[How to complete this task] In the entries that follow, find the word "datagram" and report each line it is on.

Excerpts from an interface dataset
»»

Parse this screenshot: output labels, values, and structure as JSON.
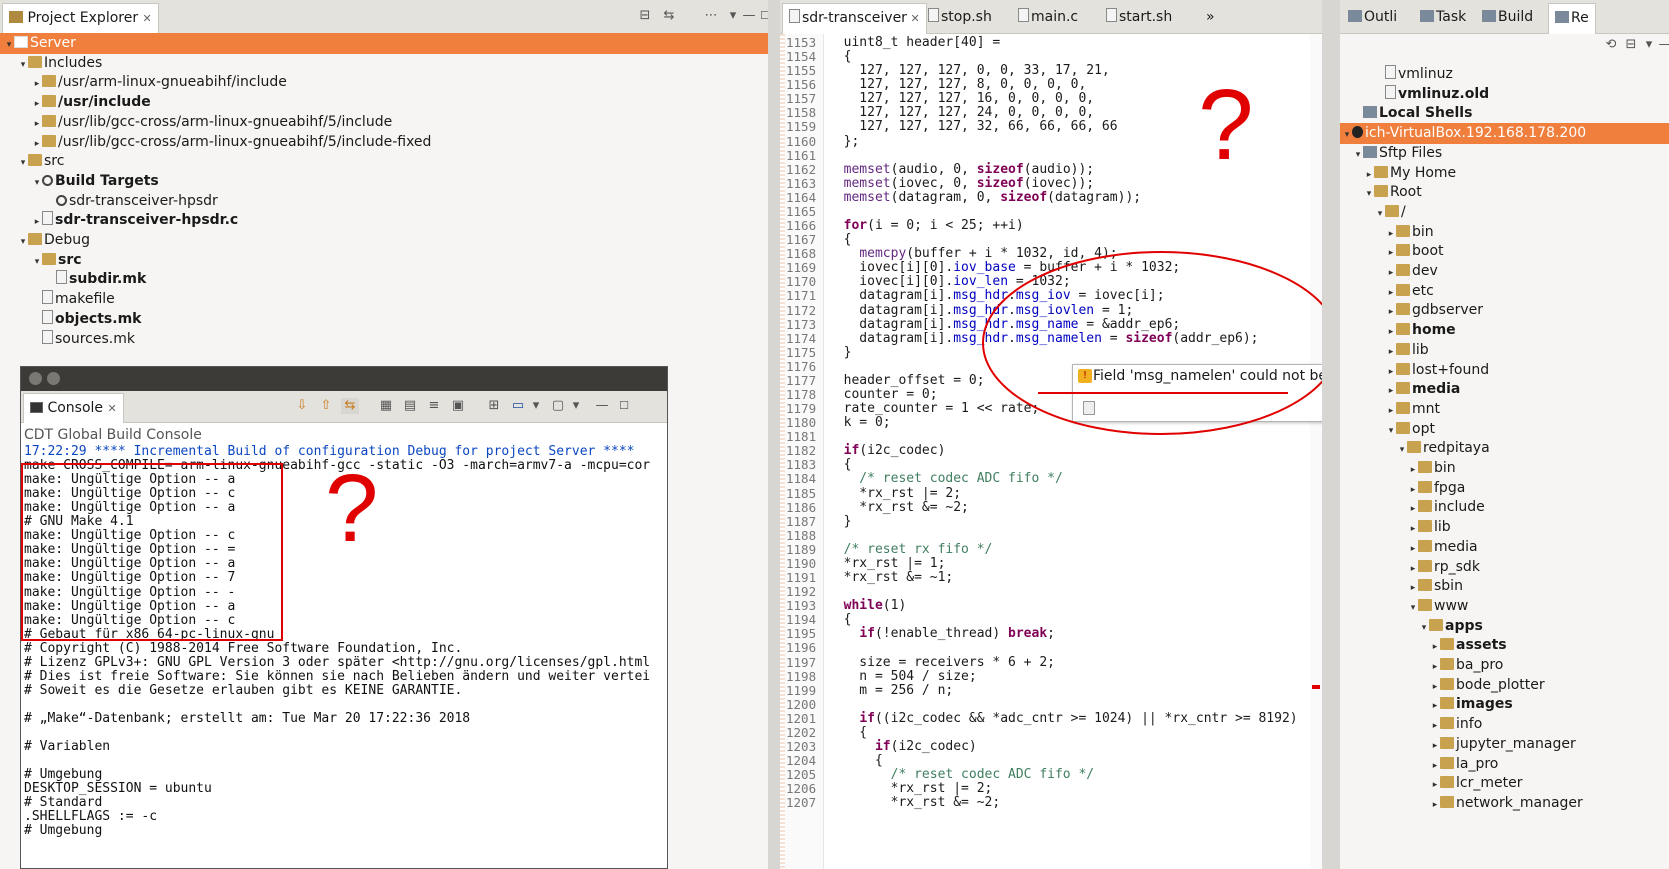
{
  "explorer": {
    "title": "Project Explorer",
    "items": [
      {
        "label": "Server",
        "depth": 0,
        "arrow": "▾",
        "icon": "project-icon",
        "selected": true,
        "bold": false
      },
      {
        "label": "Includes",
        "depth": 1,
        "arrow": "▾",
        "icon": "includes-icon",
        "bold": false
      },
      {
        "label": "/usr/arm-linux-gnueabihf/include",
        "depth": 2,
        "arrow": "▸",
        "icon": "folder-icon",
        "bold": false
      },
      {
        "label": "/usr/include",
        "depth": 2,
        "arrow": "▸",
        "icon": "folder-icon",
        "bold": true
      },
      {
        "label": "/usr/lib/gcc-cross/arm-linux-gnueabihf/5/include",
        "depth": 2,
        "arrow": "▸",
        "icon": "folder-icon",
        "bold": false
      },
      {
        "label": "/usr/lib/gcc-cross/arm-linux-gnueabihf/5/include-fixed",
        "depth": 2,
        "arrow": "▸",
        "icon": "folder-icon",
        "bold": false
      },
      {
        "label": "src",
        "depth": 1,
        "arrow": "▾",
        "icon": "source-folder-icon",
        "bold": false
      },
      {
        "label": "Build Targets",
        "depth": 2,
        "arrow": "▾",
        "icon": "target-icon",
        "bold": true
      },
      {
        "label": "sdr-transceiver-hpsdr",
        "depth": 3,
        "arrow": "",
        "icon": "target-icon",
        "bold": false
      },
      {
        "label": "sdr-transceiver-hpsdr.c",
        "depth": 2,
        "arrow": "▸",
        "icon": "c-file-icon",
        "bold": true
      },
      {
        "label": "Debug",
        "depth": 1,
        "arrow": "▾",
        "icon": "folder-icon",
        "bold": false
      },
      {
        "label": "src",
        "depth": 2,
        "arrow": "▾",
        "icon": "folder-icon",
        "bold": true
      },
      {
        "label": "subdir.mk",
        "depth": 3,
        "arrow": "",
        "icon": "file-icon",
        "bold": true
      },
      {
        "label": "makefile",
        "depth": 2,
        "arrow": "",
        "icon": "file-icon",
        "bold": false
      },
      {
        "label": "objects.mk",
        "depth": 2,
        "arrow": "",
        "icon": "file-icon",
        "bold": true
      },
      {
        "label": "sources.mk",
        "depth": 2,
        "arrow": "",
        "icon": "file-icon",
        "bold": false
      }
    ]
  },
  "console": {
    "title": "Console",
    "subtitle": "CDT Global Build Console",
    "lines": [
      {
        "t": "17:22:29 **** Incremental Build of configuration Debug for project Server ****",
        "c": "#0b46c2"
      },
      {
        "t": "make CROSS_COMPILE= arm-linux-gnueabihf-gcc -static -O3 -march=armv7-a -mcpu=cor",
        "c": "#111"
      },
      {
        "t": "make: Ungültige Option -- a",
        "c": "#111"
      },
      {
        "t": "make: Ungültige Option -- c",
        "c": "#111"
      },
      {
        "t": "make: Ungültige Option -- a",
        "c": "#111"
      },
      {
        "t": "# GNU Make 4.1",
        "c": "#111"
      },
      {
        "t": "make: Ungültige Option -- c",
        "c": "#111"
      },
      {
        "t": "make: Ungültige Option -- =",
        "c": "#111"
      },
      {
        "t": "make: Ungültige Option -- a",
        "c": "#111"
      },
      {
        "t": "make: Ungültige Option -- 7",
        "c": "#111"
      },
      {
        "t": "make: Ungültige Option -- -",
        "c": "#111"
      },
      {
        "t": "make: Ungültige Option -- a",
        "c": "#111"
      },
      {
        "t": "make: Ungültige Option -- c",
        "c": "#111"
      },
      {
        "t": "# Gebaut für x86_64-pc-linux-gnu",
        "c": "#111"
      },
      {
        "t": "# Copyright (C) 1988-2014 Free Software Foundation, Inc.",
        "c": "#111"
      },
      {
        "t": "# Lizenz GPLv3+: GNU GPL Version 3 oder später <http://gnu.org/licenses/gpl.html",
        "c": "#111"
      },
      {
        "t": "# Dies ist freie Software: Sie können sie nach Belieben ändern und weiter vertei",
        "c": "#111"
      },
      {
        "t": "# Soweit es die Gesetze erlauben gibt es KEINE GARANTIE.",
        "c": "#111"
      },
      {
        "t": "",
        "c": "#111"
      },
      {
        "t": "# „Make“-Datenbank; erstellt am: Tue Mar 20 17:22:36 2018",
        "c": "#111"
      },
      {
        "t": "",
        "c": "#111"
      },
      {
        "t": "# Variablen",
        "c": "#111"
      },
      {
        "t": "",
        "c": "#111"
      },
      {
        "t": "# Umgebung",
        "c": "#111"
      },
      {
        "t": "DESKTOP_SESSION = ubuntu",
        "c": "#111"
      },
      {
        "t": "# Standard",
        "c": "#111"
      },
      {
        "t": ".SHELLFLAGS := -c",
        "c": "#111"
      },
      {
        "t": "# Umgebung",
        "c": "#111"
      }
    ]
  },
  "editor": {
    "tabs": [
      {
        "label": "sdr-transceiver",
        "active": true,
        "icon": "c-file-icon"
      },
      {
        "label": "stop.sh",
        "active": false,
        "icon": "file-icon"
      },
      {
        "label": "main.c",
        "active": false,
        "icon": "c-file-icon"
      },
      {
        "label": "start.sh",
        "active": false,
        "icon": "file-icon"
      },
      {
        "label": "»",
        "active": false,
        "icon": ""
      }
    ],
    "first_line": 1153,
    "code": [
      "  uint8_t header[40] =",
      "  {",
      "    127, 127, 127, 0, 0, 33, 17, 21,",
      "    127, 127, 127, 8, 0, 0, 0, 0,",
      "    127, 127, 127, 16, 0, 0, 0, 0,",
      "    127, 127, 127, 24, 0, 0, 0, 0,",
      "    127, 127, 127, 32, 66, 66, 66, 66",
      "  };",
      "",
      "  memset(audio, 0, sizeof(audio));",
      "  memset(iovec, 0, sizeof(iovec));",
      "  memset(datagram, 0, sizeof(datagram));",
      "",
      "  for(i = 0; i < 25; ++i)",
      "  {",
      "    memcpy(buffer + i * 1032, id, 4);",
      "    iovec[i][0].iov_base = buffer + i * 1032;",
      "    iovec[i][0].iov_len = 1032;",
      "    datagram[i].msg_hdr.msg_iov = iovec[i];",
      "    datagram[i].msg_hdr.msg_iovlen = 1;",
      "    datagram[i].msg_hdr.msg_name = &addr_ep6;",
      "    datagram[i].msg_hdr.msg_namelen = sizeof(addr_ep6);",
      "  }",
      "",
      "  header_offset = 0;",
      "  counter = 0;",
      "  rate_counter = 1 << rate;",
      "  k = 0;",
      "",
      "  if(i2c_codec)",
      "  {",
      "    /* reset codec ADC fifo */",
      "    *rx_rst |= 2;",
      "    *rx_rst &= ~2;",
      "  }",
      "",
      "  /* reset rx fifo */",
      "  *rx_rst |= 1;",
      "  *rx_rst &= ~1;",
      "",
      "  while(1)",
      "  {",
      "    if(!enable_thread) break;",
      "",
      "    size = receivers * 6 + 2;",
      "    n = 504 / size;",
      "    m = 256 / n;",
      "",
      "    if((i2c_codec && *adc_cntr >= 1024) || *rx_cntr >= 8192)",
      "    {",
      "      if(i2c_codec)",
      "      {",
      "        /* reset codec ADC fifo */",
      "        *rx_rst |= 2;",
      "        *rx_rst &= ~2;"
    ],
    "tooltip": "Field 'msg_namelen' could not be resolved",
    "question_mark": "?"
  },
  "remote": {
    "tabs": [
      {
        "label": "Outli",
        "icon": "outline-icon"
      },
      {
        "label": "Task",
        "icon": "task-icon"
      },
      {
        "label": "Build",
        "icon": "build-icon"
      },
      {
        "label": "Re",
        "icon": "remote-icon"
      }
    ],
    "items": [
      {
        "label": "vmlinuz",
        "depth": 3,
        "arrow": "",
        "icon": "file-icon",
        "bold": false
      },
      {
        "label": "vmlinuz.old",
        "depth": 3,
        "arrow": "",
        "icon": "file-icon",
        "bold": true
      },
      {
        "label": "Local Shells",
        "depth": 1,
        "arrow": "",
        "icon": "shell-icon",
        "bold": true
      },
      {
        "label": "ich-VirtualBox.192.168.178.200",
        "depth": 0,
        "arrow": "▾",
        "icon": "host-icon",
        "bold": false,
        "selected": true
      },
      {
        "label": "Sftp Files",
        "depth": 1,
        "arrow": "▾",
        "icon": "sftp-icon",
        "bold": false
      },
      {
        "label": "My Home",
        "depth": 2,
        "arrow": "▸",
        "icon": "folder-icon",
        "bold": false
      },
      {
        "label": "Root",
        "depth": 2,
        "arrow": "▾",
        "icon": "folder-icon",
        "bold": false
      },
      {
        "label": "/",
        "depth": 3,
        "arrow": "▾",
        "icon": "folder-icon",
        "bold": false
      },
      {
        "label": "bin",
        "depth": 4,
        "arrow": "▸",
        "icon": "folder-icon",
        "bold": false
      },
      {
        "label": "boot",
        "depth": 4,
        "arrow": "▸",
        "icon": "folder-icon",
        "bold": false
      },
      {
        "label": "dev",
        "depth": 4,
        "arrow": "▸",
        "icon": "folder-icon",
        "bold": false
      },
      {
        "label": "etc",
        "depth": 4,
        "arrow": "▸",
        "icon": "folder-icon",
        "bold": false
      },
      {
        "label": "gdbserver",
        "depth": 4,
        "arrow": "▸",
        "icon": "folder-icon",
        "bold": false
      },
      {
        "label": "home",
        "depth": 4,
        "arrow": "▸",
        "icon": "folder-icon",
        "bold": true
      },
      {
        "label": "lib",
        "depth": 4,
        "arrow": "▸",
        "icon": "folder-icon",
        "bold": false
      },
      {
        "label": "lost+found",
        "depth": 4,
        "arrow": "▸",
        "icon": "folder-icon",
        "bold": false
      },
      {
        "label": "media",
        "depth": 4,
        "arrow": "▸",
        "icon": "folder-icon",
        "bold": true
      },
      {
        "label": "mnt",
        "depth": 4,
        "arrow": "▸",
        "icon": "folder-icon",
        "bold": false
      },
      {
        "label": "opt",
        "depth": 4,
        "arrow": "▾",
        "icon": "folder-icon",
        "bold": false
      },
      {
        "label": "redpitaya",
        "depth": 5,
        "arrow": "▾",
        "icon": "folder-icon",
        "bold": false
      },
      {
        "label": "bin",
        "depth": 6,
        "arrow": "▸",
        "icon": "folder-icon",
        "bold": false
      },
      {
        "label": "fpga",
        "depth": 6,
        "arrow": "▸",
        "icon": "folder-icon",
        "bold": false
      },
      {
        "label": "include",
        "depth": 6,
        "arrow": "▸",
        "icon": "folder-icon",
        "bold": false
      },
      {
        "label": "lib",
        "depth": 6,
        "arrow": "▸",
        "icon": "folder-icon",
        "bold": false
      },
      {
        "label": "media",
        "depth": 6,
        "arrow": "▸",
        "icon": "folder-icon",
        "bold": false
      },
      {
        "label": "rp_sdk",
        "depth": 6,
        "arrow": "▸",
        "icon": "folder-icon",
        "bold": false
      },
      {
        "label": "sbin",
        "depth": 6,
        "arrow": "▸",
        "icon": "folder-icon",
        "bold": false
      },
      {
        "label": "www",
        "depth": 6,
        "arrow": "▾",
        "icon": "folder-icon",
        "bold": false
      },
      {
        "label": "apps",
        "depth": 7,
        "arrow": "▾",
        "icon": "folder-icon",
        "bold": true
      },
      {
        "label": "assets",
        "depth": 8,
        "arrow": "▸",
        "icon": "folder-icon",
        "bold": true
      },
      {
        "label": "ba_pro",
        "depth": 8,
        "arrow": "▸",
        "icon": "folder-icon",
        "bold": false
      },
      {
        "label": "bode_plotter",
        "depth": 8,
        "arrow": "▸",
        "icon": "folder-icon",
        "bold": false
      },
      {
        "label": "images",
        "depth": 8,
        "arrow": "▸",
        "icon": "folder-icon",
        "bold": true
      },
      {
        "label": "info",
        "depth": 8,
        "arrow": "▸",
        "icon": "folder-icon",
        "bold": false
      },
      {
        "label": "jupyter_manager",
        "depth": 8,
        "arrow": "▸",
        "icon": "folder-icon",
        "bold": false
      },
      {
        "label": "la_pro",
        "depth": 8,
        "arrow": "▸",
        "icon": "folder-icon",
        "bold": false
      },
      {
        "label": "lcr_meter",
        "depth": 8,
        "arrow": "▸",
        "icon": "folder-icon",
        "bold": false
      },
      {
        "label": "network_manager",
        "depth": 8,
        "arrow": "▸",
        "icon": "folder-icon",
        "bold": false
      }
    ]
  },
  "colors": {
    "selection": "#f07e3c",
    "annotation": "#e00000",
    "keyword": "#7f0055",
    "field": "#0000c0",
    "comment": "#3f7f5f"
  }
}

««

[Task output]
      "  memset(datagram, 0, sizeof(datagram));",
      "    datagram[i].msg_hdr.msg_iov = iovec[i];",
      "    datagram[i].msg_hdr.msg_iovlen = 1;",
      "    datagram[i].msg_hdr.msg_name = &addr_ep6;",
      "    datagram[i].msg_hdr.msg_namelen = sizeof(addr_ep6);",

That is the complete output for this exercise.